[App and web page records]
..............................

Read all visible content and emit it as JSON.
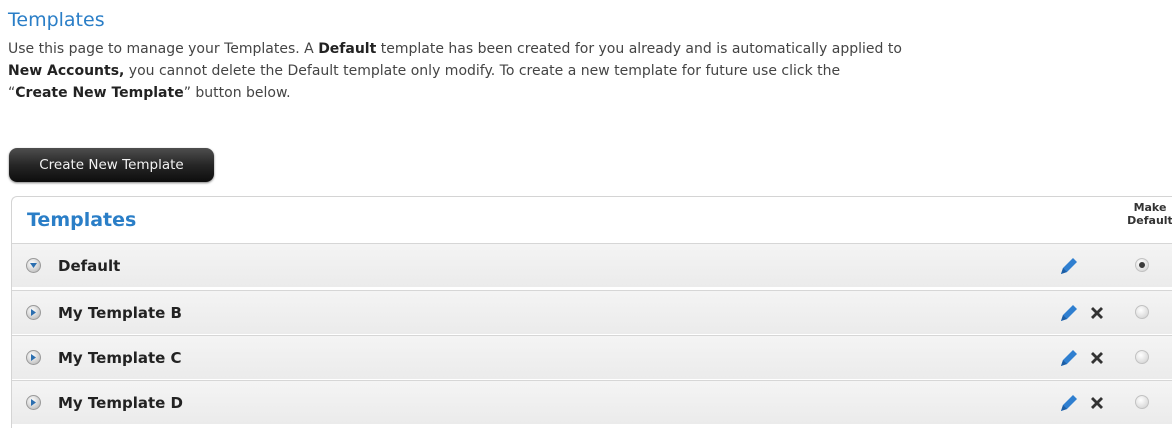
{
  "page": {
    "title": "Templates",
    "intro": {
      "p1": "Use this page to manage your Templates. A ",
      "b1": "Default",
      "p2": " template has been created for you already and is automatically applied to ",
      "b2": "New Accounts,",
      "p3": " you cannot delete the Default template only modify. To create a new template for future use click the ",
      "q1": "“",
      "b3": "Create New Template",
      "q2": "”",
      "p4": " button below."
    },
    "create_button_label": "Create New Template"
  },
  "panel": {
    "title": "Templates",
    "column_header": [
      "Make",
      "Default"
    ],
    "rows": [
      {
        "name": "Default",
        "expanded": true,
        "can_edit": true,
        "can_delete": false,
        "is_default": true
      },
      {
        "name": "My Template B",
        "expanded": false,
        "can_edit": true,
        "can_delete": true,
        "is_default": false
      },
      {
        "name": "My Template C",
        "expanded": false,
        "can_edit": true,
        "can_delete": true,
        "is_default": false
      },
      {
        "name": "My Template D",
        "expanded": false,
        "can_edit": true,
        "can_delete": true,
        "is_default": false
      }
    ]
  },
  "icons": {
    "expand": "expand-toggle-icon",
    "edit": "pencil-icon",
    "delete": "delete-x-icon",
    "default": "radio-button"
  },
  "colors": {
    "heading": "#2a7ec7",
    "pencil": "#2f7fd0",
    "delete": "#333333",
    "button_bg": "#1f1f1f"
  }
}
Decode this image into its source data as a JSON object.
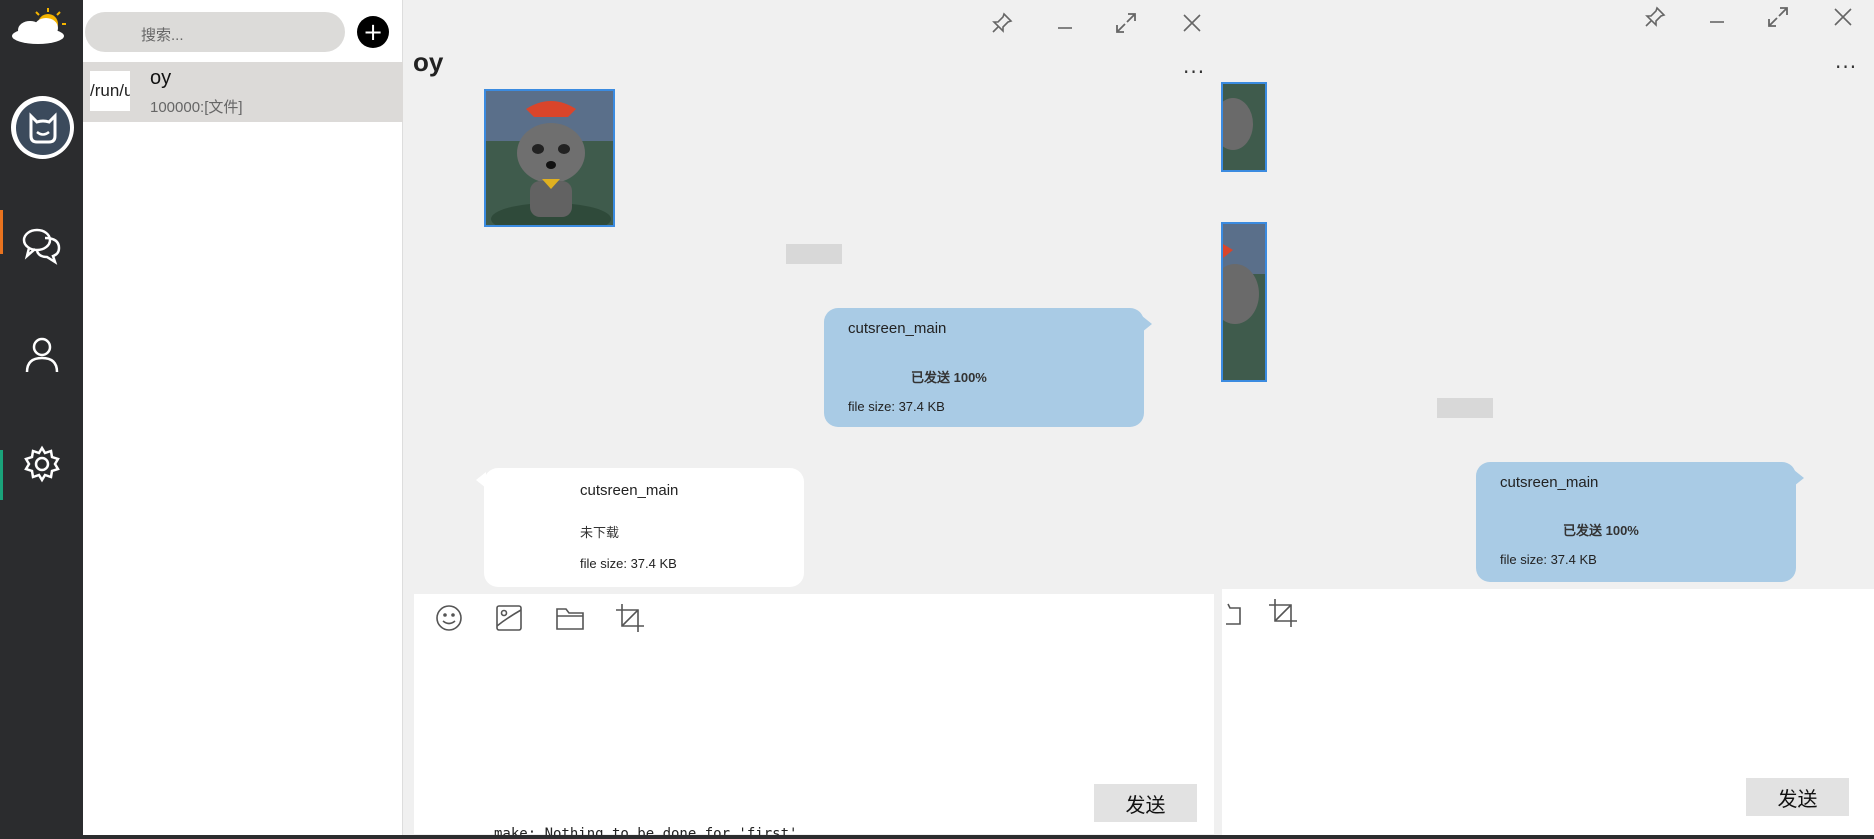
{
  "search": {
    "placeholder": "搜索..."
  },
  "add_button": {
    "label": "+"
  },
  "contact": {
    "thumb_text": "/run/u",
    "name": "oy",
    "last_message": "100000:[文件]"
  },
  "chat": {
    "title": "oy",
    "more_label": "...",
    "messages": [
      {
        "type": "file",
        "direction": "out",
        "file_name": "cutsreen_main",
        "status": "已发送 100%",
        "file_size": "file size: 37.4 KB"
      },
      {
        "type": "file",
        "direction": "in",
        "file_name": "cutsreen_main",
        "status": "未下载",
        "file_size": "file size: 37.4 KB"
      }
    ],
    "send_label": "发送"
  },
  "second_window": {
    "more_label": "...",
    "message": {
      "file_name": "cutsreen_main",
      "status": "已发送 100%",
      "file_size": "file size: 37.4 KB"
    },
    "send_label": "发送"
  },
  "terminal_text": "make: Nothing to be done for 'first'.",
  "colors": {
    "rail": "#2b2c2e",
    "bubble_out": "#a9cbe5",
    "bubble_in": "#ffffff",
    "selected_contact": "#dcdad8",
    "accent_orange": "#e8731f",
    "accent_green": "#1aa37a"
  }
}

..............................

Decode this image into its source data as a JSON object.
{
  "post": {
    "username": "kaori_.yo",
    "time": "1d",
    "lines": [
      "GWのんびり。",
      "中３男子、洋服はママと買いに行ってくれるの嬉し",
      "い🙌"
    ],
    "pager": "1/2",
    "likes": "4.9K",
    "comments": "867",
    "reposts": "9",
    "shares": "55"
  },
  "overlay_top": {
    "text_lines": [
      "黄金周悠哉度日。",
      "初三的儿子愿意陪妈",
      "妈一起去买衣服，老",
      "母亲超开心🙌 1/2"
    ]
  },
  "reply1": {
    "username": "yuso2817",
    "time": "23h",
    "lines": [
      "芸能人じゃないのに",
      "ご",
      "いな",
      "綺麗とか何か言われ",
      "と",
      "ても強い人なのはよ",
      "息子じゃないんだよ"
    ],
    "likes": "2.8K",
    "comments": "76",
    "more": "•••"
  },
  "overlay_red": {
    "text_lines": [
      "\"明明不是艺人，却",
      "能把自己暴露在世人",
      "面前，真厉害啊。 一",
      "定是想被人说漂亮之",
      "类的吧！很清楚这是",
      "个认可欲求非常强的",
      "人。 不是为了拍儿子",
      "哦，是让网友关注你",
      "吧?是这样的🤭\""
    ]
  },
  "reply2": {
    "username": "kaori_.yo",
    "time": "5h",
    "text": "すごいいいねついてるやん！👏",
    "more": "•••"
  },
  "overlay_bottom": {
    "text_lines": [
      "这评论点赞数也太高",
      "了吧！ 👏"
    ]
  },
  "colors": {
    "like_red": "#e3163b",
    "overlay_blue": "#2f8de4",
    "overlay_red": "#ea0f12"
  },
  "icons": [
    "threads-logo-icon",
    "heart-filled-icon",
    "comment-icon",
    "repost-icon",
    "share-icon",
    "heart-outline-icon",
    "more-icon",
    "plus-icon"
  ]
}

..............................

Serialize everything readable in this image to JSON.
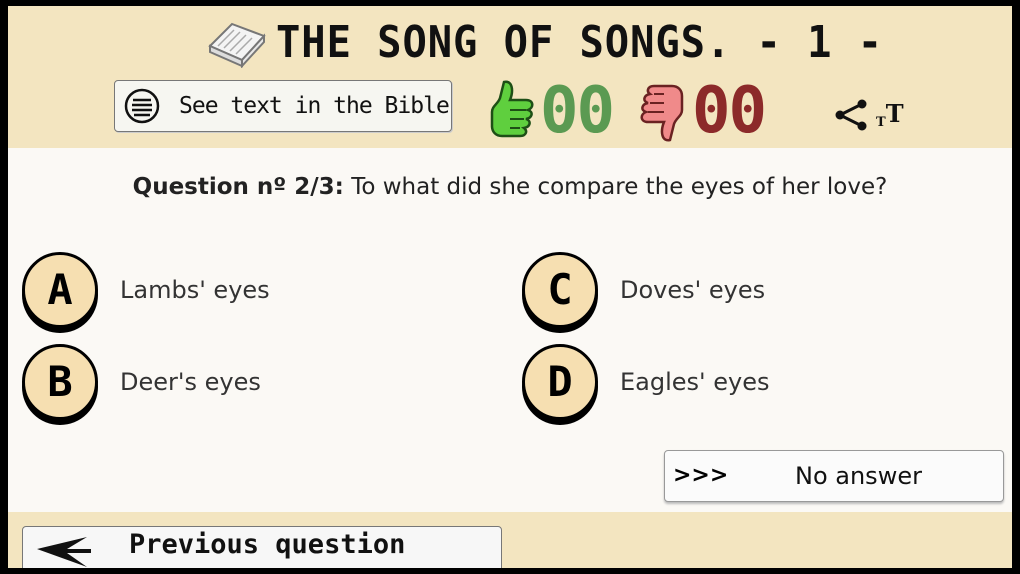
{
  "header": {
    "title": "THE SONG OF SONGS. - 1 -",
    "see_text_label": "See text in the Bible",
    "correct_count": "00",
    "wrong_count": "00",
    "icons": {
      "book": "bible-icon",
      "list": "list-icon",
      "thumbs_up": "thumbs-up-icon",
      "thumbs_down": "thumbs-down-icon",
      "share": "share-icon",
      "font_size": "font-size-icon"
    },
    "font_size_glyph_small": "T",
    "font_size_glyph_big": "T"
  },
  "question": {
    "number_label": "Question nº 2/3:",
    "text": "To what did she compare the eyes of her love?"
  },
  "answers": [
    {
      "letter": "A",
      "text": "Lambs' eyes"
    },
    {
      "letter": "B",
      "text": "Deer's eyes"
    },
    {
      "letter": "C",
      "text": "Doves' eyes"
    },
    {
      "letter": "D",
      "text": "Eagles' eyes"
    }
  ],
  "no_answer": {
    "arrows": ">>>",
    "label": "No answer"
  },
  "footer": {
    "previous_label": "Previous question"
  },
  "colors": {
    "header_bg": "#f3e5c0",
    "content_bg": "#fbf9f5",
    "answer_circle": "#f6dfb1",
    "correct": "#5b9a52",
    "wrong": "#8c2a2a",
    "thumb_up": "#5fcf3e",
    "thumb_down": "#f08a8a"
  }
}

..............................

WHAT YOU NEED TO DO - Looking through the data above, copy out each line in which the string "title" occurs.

YOUR SOLUTION -
    "title": "Templates",
    "title": "Templates",
    "title": "oy",
    "title": "THE SONG OF SONGS. - 1 -",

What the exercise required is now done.